Thermal molecular motion of poly(methyl methacrylate) (PMMA) at various interfaces, gases and liquids, was discussed. The αa- and β-relaxation processes were clearly observed even at the air interface. Both relaxation temperatures at the air interface were lower than the corresponding ones in the bulk. In addition, the extent to which the peak temperature for the surface relaxation processes fell below that of the bulk strongly depended on the stereoregularity of the films. Then, thermal molecular motion of PMMA was analyzed at gaseous carbon dioxide (CO2) interface. It was more enhanced than that at gaseous nitrogen interface because CO2 molecules were sorbed in the interfacial region, which played as plasticizing agents. Finally, mechanical properties of PMMA were also studied at interfaces with liquids such as water, hexane and methanol. The modulus decreased closer to the outermost region of the film. The extent to which the modulus decreased in the interfacial region was consistent with the amount of liquid sorbed into the film. Therefore, it can be claimed that interfacial molecular motion of polymers can be regulated on the basis of the aggregation states.

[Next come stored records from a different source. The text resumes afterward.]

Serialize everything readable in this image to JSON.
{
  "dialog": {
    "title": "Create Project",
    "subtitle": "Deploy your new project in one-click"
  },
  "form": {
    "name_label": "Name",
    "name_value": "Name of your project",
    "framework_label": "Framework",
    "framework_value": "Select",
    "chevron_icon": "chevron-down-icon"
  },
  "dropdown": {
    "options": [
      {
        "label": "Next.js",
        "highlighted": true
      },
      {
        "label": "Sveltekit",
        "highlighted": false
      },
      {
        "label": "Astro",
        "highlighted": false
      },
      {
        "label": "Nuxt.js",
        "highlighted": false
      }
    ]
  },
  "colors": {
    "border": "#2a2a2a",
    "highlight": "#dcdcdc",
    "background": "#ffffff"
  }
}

We review our recent studies on the structural disorder in crystal, polycrystal, and glass in a Lennard-Jones binary mixture in three dimensions using molecular dynamics simulation. At a low temperature, the crossovers among these states occur as the amount of the large particles is varied. We define a disorder variable Dj (t) for each particle j in terms of local bond order parameters based on spherical harmonics (Steinhardt order parameters). Mesoscopic structural heterogeneity in glass is then visualized. In fcc crystal and polycrystal, we show that stacking faults play an important role in plasticity.